Last week I had a conversation with a friend. She is a good friend, someone I trust and aspire to be like (and maybe I also envy her because in my eyes she's so beautiful). I told her how much I hated feeling pressured to write what people want to hear. And why can't I figure out exactly what that is? But she looked at me like she loved me, like a friend loves. So I kept talking. I talked about story coaching. "Maybe I should write about that?" I said. She responded well, I'd be interested in hearing about it. And for some reason I was surprised. But I continued talking. 

"I wish I could say that I just want people to want to write. You know? I want people to enjoy it. To feel inspired, to feel like they're creating something. To feel like their stories matter." 

My friend nodded. 

And what I really meant was that I want people to know that they themselves matter. That who they are is enough. They don't have to doubt that. 

How could I myself miss the message? To sit with my friend, be in her presence and feel loved, but not trust that others might love me, too? What if, (such a crazy thought), what people want to hear is what you yourself have to write. Whatever drives you, your life, your thinking, your obsessions--people might want to hear that. 

Honestly, every day I have to choose to believe that my own story is worth hearing. I have to consciously tell myself that I am worthy of being loved. And this is how you begin writing--let a small bit of confidence propel you into words, into images, memories and recollections of experience. Just write what you know--a story of you, or someone else, or something in your head. Stories are our lives.

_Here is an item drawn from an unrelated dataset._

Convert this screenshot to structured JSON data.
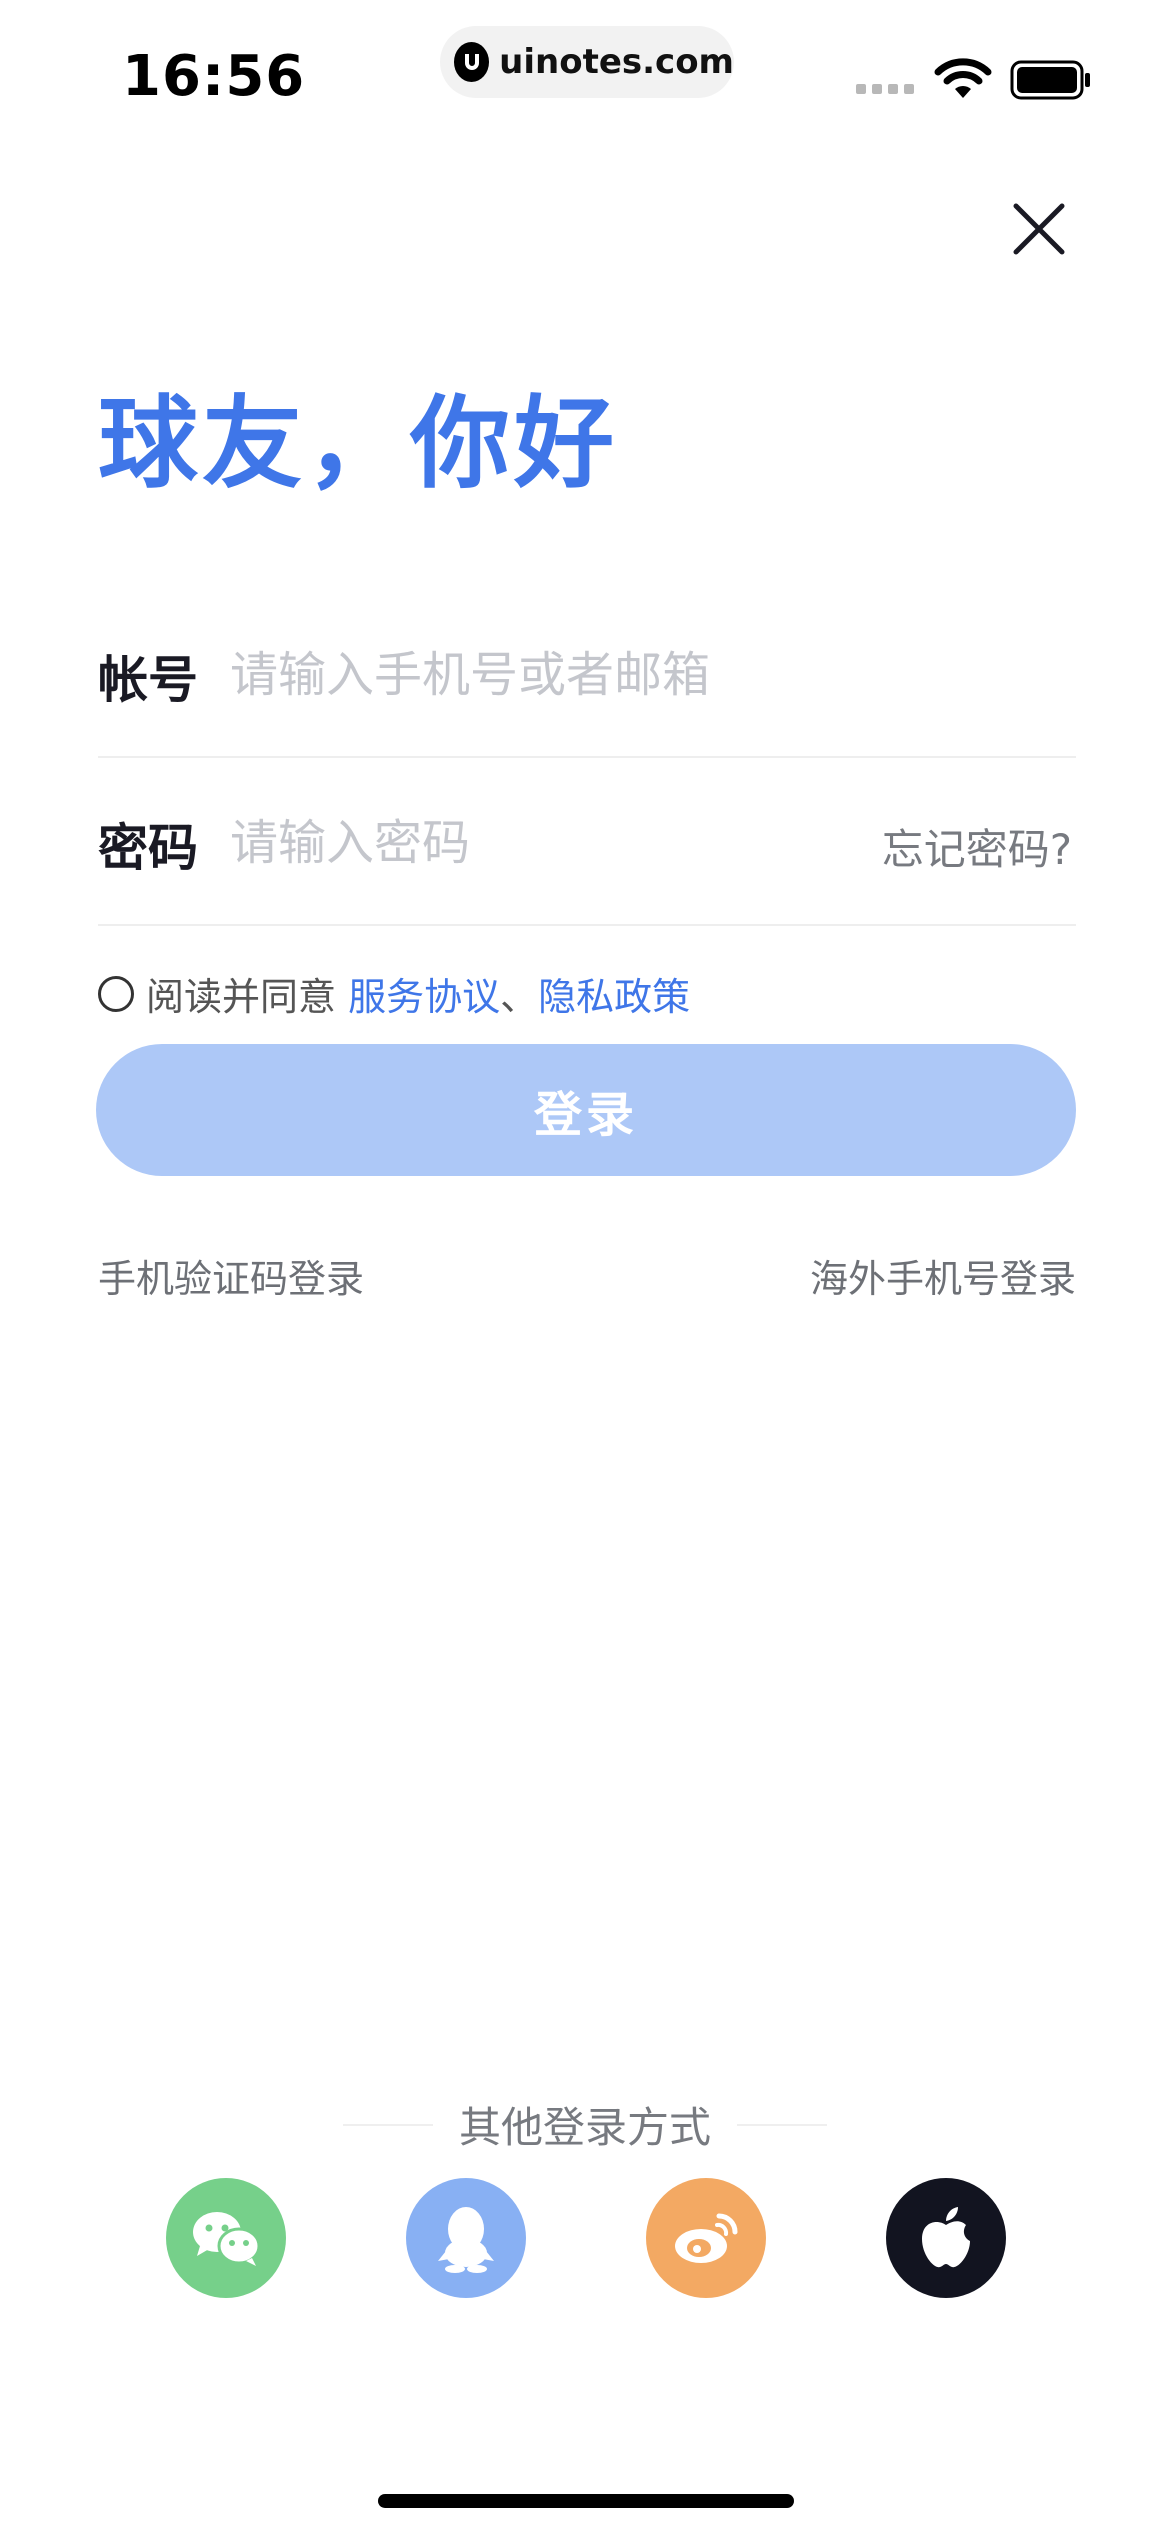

They're what make us human and not beasts or animals or robots. We feel. We intuit. We know and remember hurt. 

The hard part of storytelling is going to the sore places and writing them down, even just for yourself. So tell your story first to yourself, then to someone you trust. Then tell it to others, then tell it to anyone who will listen, who asks, who seems open. Empathy increases when we are honest with each other and offer grace and forgiveness.

Forgive yourself (you, me, I, us), for what you'll do in the future, for what you've already done. The mistakes of your real story, your fiction story, your future story. Move forward in the faith that you are loved. That your story is worth hearing. Be true to your story, be honest. People will want to hear.